A Refugee is any person who is forced to leave their home country for life-saving reasons. Canada is a signatory to the 1951 UN Convention Relating to the Status of Refugees and 1967 UN Protocol on the Status of Refugees and has in the past been a global leader in the provision of respectful treatment of those seeking refuge – this is changing quickly.

The recent drastic changes to the Interim Federal Health Program now deny approximately 95% of refugees in Canada all access to primary and preventative health care as well as the supplemental health care that is provided for many low-income Canadians. The Conservative government has promoted the cuts as only removing health care “extras” – but prenatal care, medicine, lab testing and the other affected services are vital elements of good healthcare.

Most refugees can now only access medical care in cases of life-threatening emergency. Refugees who are from “Designated Countries of Origin” (DCO) cannot even access these limited emergency-only services. A DCO is anywhere that Jason Kenney, the Minister of Citizenship and Immigration, says is a ‘safe’ place – as we all know, no country can be safe for every person.

The only health services that all refugees are now technically entitled to are in cases of ‘public health concern’ (someone with a highly infectious disease) or ‘public security concern’ (someone with a psychotic condition that the state or a doctor considers dangerous to the public). This policy basically says that refugee medical care should only be provided to protect “us” from “them”, pitting people who have citizenship in Canada against those who have less secure status in this country.

These cuts will leave many people sick and injured without proper care, overloading the already overcrowded emergency rooms and forcing the provinces to pick up the bill.
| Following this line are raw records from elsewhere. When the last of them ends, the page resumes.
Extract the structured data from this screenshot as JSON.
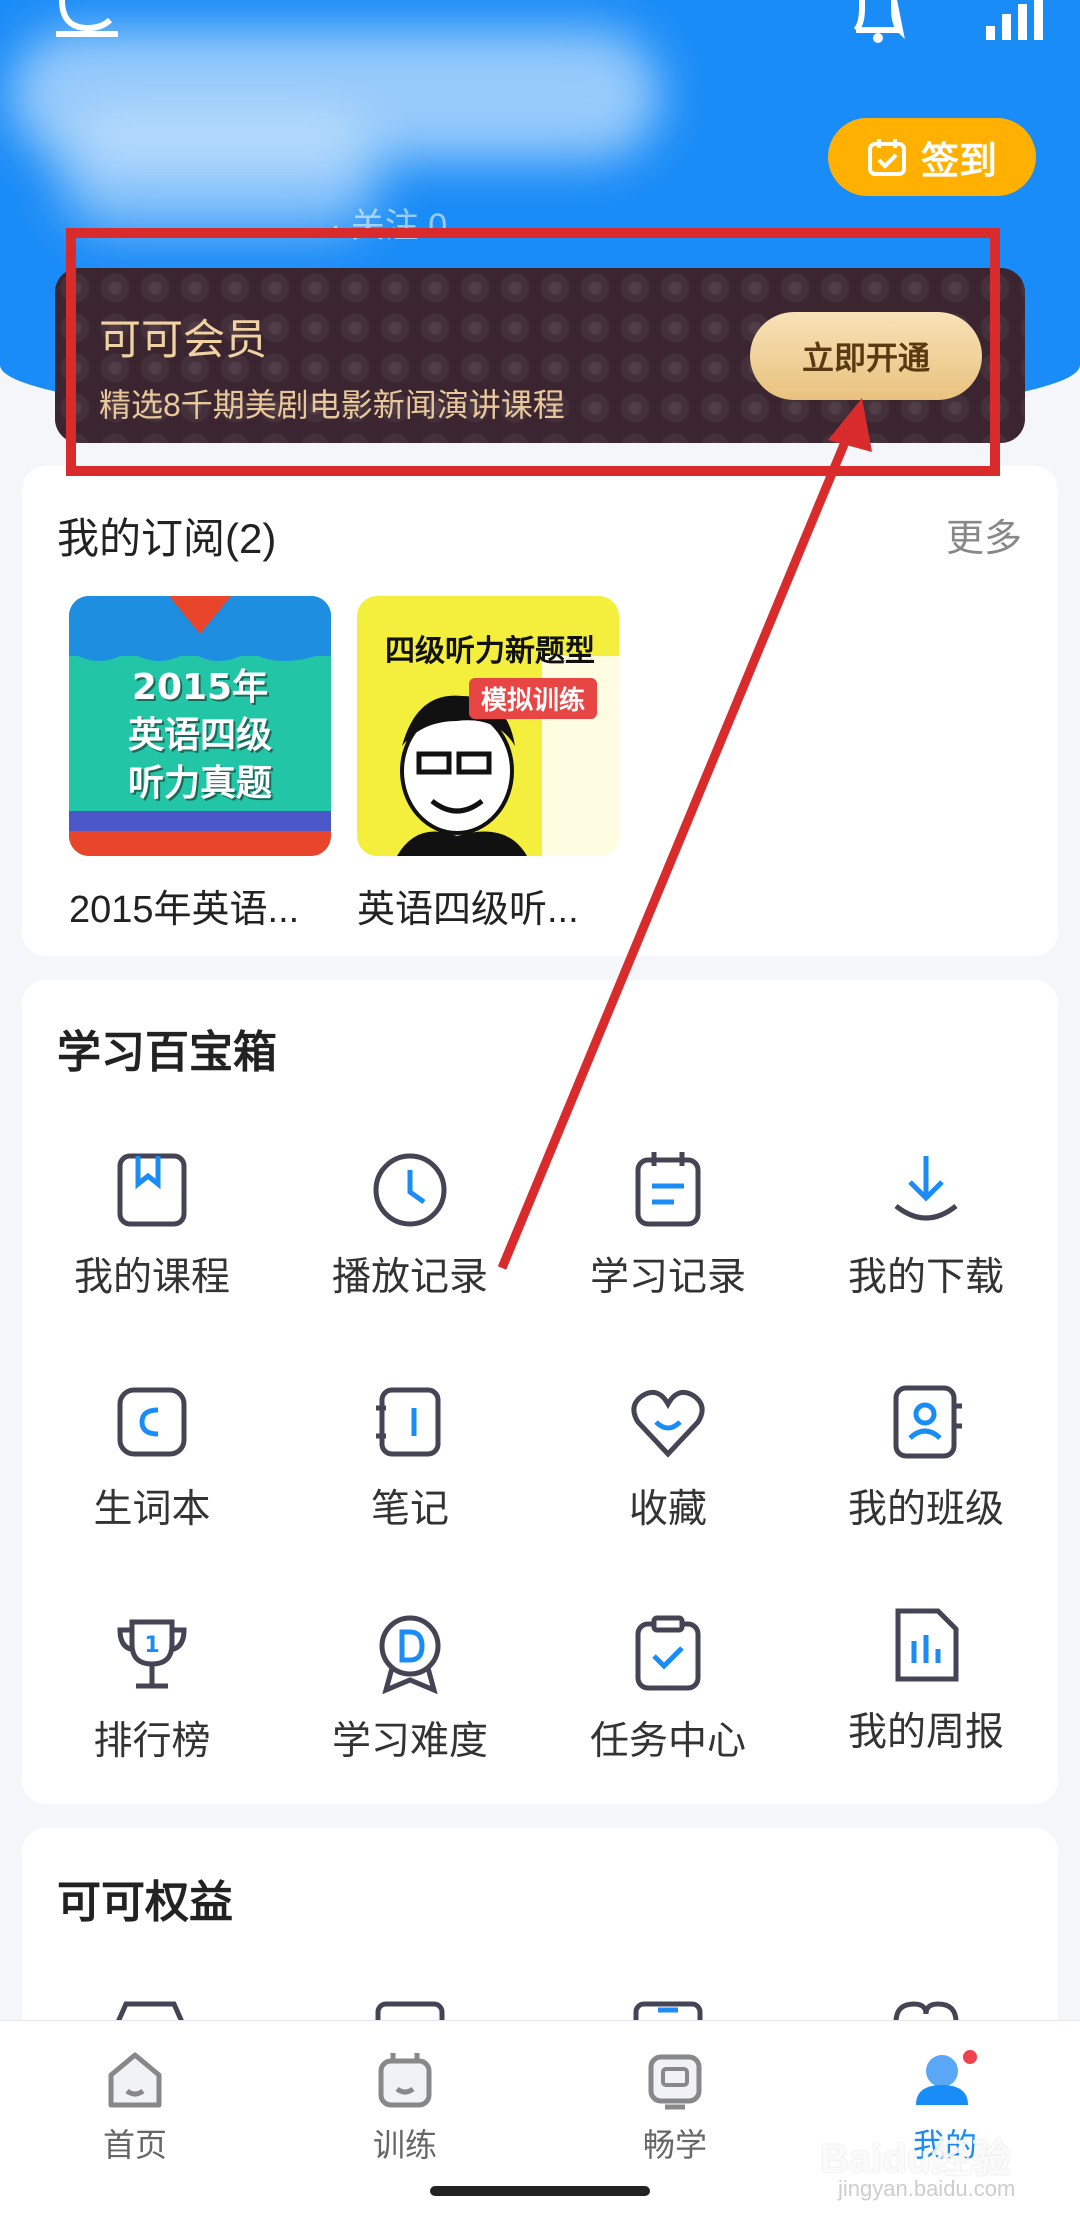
{
  "header": {
    "sub_text": "· 关注 0",
    "checkin_label": "签到"
  },
  "vip": {
    "title": "可可会员",
    "subtitle": "精选8千期美剧电影新闻演讲课程",
    "button": "立即开通"
  },
  "subscriptions": {
    "title": "我的订阅(2)",
    "more": "更多",
    "items": [
      {
        "name": "2015年英语...",
        "cover_lines": [
          "2015年",
          "英语四级",
          "听力真题"
        ]
      },
      {
        "name": "英语四级听...",
        "cover_title": "四级听力新题型",
        "cover_tag": "模拟训练"
      }
    ]
  },
  "toolbox": {
    "title": "学习百宝箱",
    "items": [
      {
        "label": "我的课程",
        "icon": "bookmark-book-icon"
      },
      {
        "label": "播放记录",
        "icon": "clock-icon"
      },
      {
        "label": "学习记录",
        "icon": "calendar-note-icon"
      },
      {
        "label": "我的下载",
        "icon": "download-icon"
      },
      {
        "label": "生词本",
        "icon": "vocabulary-book-icon"
      },
      {
        "label": "笔记",
        "icon": "notebook-icon"
      },
      {
        "label": "收藏",
        "icon": "heart-icon"
      },
      {
        "label": "我的班级",
        "icon": "class-contact-icon"
      },
      {
        "label": "排行榜",
        "icon": "trophy-icon"
      },
      {
        "label": "学习难度",
        "icon": "difficulty-badge-icon"
      },
      {
        "label": "任务中心",
        "icon": "task-check-icon"
      },
      {
        "label": "我的周报",
        "icon": "weekly-report-icon"
      }
    ]
  },
  "rights": {
    "title": "可可权益"
  },
  "tabbar": [
    {
      "label": "首页",
      "icon": "home-icon"
    },
    {
      "label": "训练",
      "icon": "train-icon"
    },
    {
      "label": "畅学",
      "icon": "tv-icon"
    },
    {
      "label": "我的",
      "icon": "profile-icon",
      "active": true
    }
  ],
  "watermark": {
    "brand": "Baidu经验",
    "url": "jingyan.baidu.com"
  },
  "colors": {
    "primary": "#1a8cf7",
    "checkin": "#ffb000",
    "highlight": "#d92b2b",
    "vip_bg": "#3a2530"
  }
}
Ultimately this creates a kind of medical apartheid, where some people are “worth” health care while people who are actually among those most in need are abandoned.
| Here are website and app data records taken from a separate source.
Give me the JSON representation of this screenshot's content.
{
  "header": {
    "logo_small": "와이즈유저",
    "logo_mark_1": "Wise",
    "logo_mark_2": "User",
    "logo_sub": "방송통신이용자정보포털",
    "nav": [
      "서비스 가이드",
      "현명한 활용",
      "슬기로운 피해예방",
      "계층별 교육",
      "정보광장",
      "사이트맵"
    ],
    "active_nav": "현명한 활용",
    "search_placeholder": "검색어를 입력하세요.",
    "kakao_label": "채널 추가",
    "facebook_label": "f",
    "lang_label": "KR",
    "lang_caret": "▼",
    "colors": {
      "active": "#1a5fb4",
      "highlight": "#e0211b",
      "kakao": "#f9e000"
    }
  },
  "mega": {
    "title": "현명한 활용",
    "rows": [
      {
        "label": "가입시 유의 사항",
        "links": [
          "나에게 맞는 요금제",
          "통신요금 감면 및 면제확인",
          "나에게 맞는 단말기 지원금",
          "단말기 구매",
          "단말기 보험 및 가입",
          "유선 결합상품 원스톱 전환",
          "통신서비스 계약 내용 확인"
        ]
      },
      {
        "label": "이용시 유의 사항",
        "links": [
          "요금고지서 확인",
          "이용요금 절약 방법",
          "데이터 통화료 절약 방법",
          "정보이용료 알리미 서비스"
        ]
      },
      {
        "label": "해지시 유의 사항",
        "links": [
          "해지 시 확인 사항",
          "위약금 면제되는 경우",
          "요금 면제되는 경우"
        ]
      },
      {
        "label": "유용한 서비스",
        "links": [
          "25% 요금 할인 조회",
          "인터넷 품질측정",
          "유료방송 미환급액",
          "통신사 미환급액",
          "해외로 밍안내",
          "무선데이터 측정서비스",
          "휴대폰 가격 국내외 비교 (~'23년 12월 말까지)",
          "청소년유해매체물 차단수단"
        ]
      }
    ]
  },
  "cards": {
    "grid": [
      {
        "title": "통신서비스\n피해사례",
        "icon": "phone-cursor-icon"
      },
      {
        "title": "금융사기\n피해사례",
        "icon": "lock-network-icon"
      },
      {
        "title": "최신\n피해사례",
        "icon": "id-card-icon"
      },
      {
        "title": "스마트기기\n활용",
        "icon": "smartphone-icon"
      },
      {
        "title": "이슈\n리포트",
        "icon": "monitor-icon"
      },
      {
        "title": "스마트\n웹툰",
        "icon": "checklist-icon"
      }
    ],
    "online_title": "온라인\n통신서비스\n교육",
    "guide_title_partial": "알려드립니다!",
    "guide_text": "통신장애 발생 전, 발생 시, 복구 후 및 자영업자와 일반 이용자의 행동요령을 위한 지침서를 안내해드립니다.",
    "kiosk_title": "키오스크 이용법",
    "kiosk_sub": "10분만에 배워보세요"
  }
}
These changes are happening at a time when all immigrants (even those who have permanent residency or citizenship), refugees and undocumented people in Canada are facing policies of increased scrutiny and widespread threats of deportation. Health-care providers and community groups across the country are organizing to support refugees and undocumented people’s health care needs, despite the Federal Government’s cruel actions.

We believe in health care for all, provided as a human right regardless of where you are from or how much money you have,


"Sanctuary city policy should not simply re-brand the city, but represent a "shift in culture, to be able to see people as people and not as different categories of people who are deserving or not deserving."

Hospital for Sick Children in Toronto has just released a shocking study about the impacts of the Tory government's refugee health care cuts.

In an unprecedented move, doctors have been taking public action against the cuts, including a third national day of protest on June 16th, 2014:

Fore more on the study:
Photo: Hospital for Sick Children in Toronto has just released a shocking study about the impacts of the Tory government's refugee health care cuts.

In an unprecedented move, doctors have been taking public action against the cuts, including a third national day of protest on June 16th, 2014:

Fore more on the study: